As Amber feels that she has a worth to her employer, because he always needs her to come in on her day off, others feel like they do not have a lot of worth, or that they to themselves aren’t worthy of certain things. Billy said “well, I would have food stamps if my boss would have remembered to sign the paper. But you know he is busy and all, and he forgot, but that’s okay I don’t need them that bad. ” When asked if he could reapply his response was “yea but I don’t really want to have to bug everyone again.

You see I make enough to put food in my stomach and pay my bills. I just don’t have no more than twenty dollars left over, I don’t need them like some people. ” However the guidelines for qualifications for such assistance programs, are put into place and Billy does qualify for them, so he does need them. There are things that Billy said he goes without. Billy puts his needs after others, as does Amber, because Amber said that sometimes she could just use a day off, even when her boss needs her.

These youth seem to put themselves after everyone else because, they haven’t started to see that they should feel important to themselves first, and then to others. They haven’t ever been made to feel like they themselves are a priority, so they feel as if they should be putting themselves last, because that is how they have felt most of their lives. Pain The youth who are in the foster care system and those that have aged-out have experienced a great deal of deep pain and pain on many different levels.

The pain is different for every different youth, and it is expressed or not expressed in different ways as well. These youth are experiencing pain whether we see it or not. The pain they experience could come from being taken away from their families of from feeling like they did not do enough to better themselves so that their families would want to talk to them again. These vouth have said they would do anything for their biological families to want to take them back again or even just to have a phone call with someone in their families.

Some of these youth who were aging out reached out to the only person they knew who would have contact information for their families, their social workers. One respondent, Jamie, recalls her interaction with her social worker when she was two days from 18, “I tried to get their address or phone number from that bitch who was my social worker… but that dumb bitch said it was not in my best interest to give it to me. What she doesn’t know is that she fucked me over, I have no way of getting the number now.

I have called her office and left voicemails and she never calls back”. These youth all tell a similar story of wanting one thing, their family back.
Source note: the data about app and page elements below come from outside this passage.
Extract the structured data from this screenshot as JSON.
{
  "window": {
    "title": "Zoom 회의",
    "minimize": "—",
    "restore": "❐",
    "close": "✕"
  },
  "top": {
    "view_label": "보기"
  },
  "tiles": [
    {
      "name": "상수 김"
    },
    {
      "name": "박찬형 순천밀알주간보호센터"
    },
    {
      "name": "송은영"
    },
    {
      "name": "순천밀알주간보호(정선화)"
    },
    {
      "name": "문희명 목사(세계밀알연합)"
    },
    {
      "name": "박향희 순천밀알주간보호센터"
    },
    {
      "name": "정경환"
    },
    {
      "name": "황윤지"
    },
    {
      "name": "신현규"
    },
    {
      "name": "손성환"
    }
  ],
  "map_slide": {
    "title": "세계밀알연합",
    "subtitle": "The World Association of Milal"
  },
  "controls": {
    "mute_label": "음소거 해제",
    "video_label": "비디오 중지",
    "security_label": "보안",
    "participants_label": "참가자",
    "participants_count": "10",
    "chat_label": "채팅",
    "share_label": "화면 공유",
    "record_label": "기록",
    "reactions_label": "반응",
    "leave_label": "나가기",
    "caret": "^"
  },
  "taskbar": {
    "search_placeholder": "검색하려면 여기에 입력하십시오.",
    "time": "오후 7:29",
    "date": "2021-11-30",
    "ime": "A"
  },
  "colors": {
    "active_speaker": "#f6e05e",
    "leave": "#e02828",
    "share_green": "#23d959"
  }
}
They all want a family to love them, or a family to call when they have had a bad day. Billy said “if I could give everything back, like every gift I was ever given, every paycheck lever earned, and at the end I would have my mom back in my life I would do it in a heartbeat. But you remember, my mom got arrested for drugs because of me, she don’t want to talk to me anymore. In Billy’s case he would have given anything up, just to lessen the pain he feels for not having her in his life. Billy was taking the blame for his mother’s drug problem. His desire and need for a family and the love of a mother was so intense that he would do anything to just be able to talk to her again. These youth all seemed to just roll with whatever life was throwing their way and just continuing to survive the best that they can. The youth feel intense pain that we don’t always see but it is there. Social workers may not see the pain that these youth are facing.

As most of the social workers only see the children they work with once a month. And even when they do see the youth, it’s not as if the youth are being honest with them, the youth will minimize the pain they feel to their social workers, foster parents, and just about everyone else. They are so used to just keeping everything that is bad and ugly to themselves, that when someone asks them about it they aren’t honest about the way they are feeling. These youth are often then pushed aside in the work load because they are doing fine and others may not be doing fine.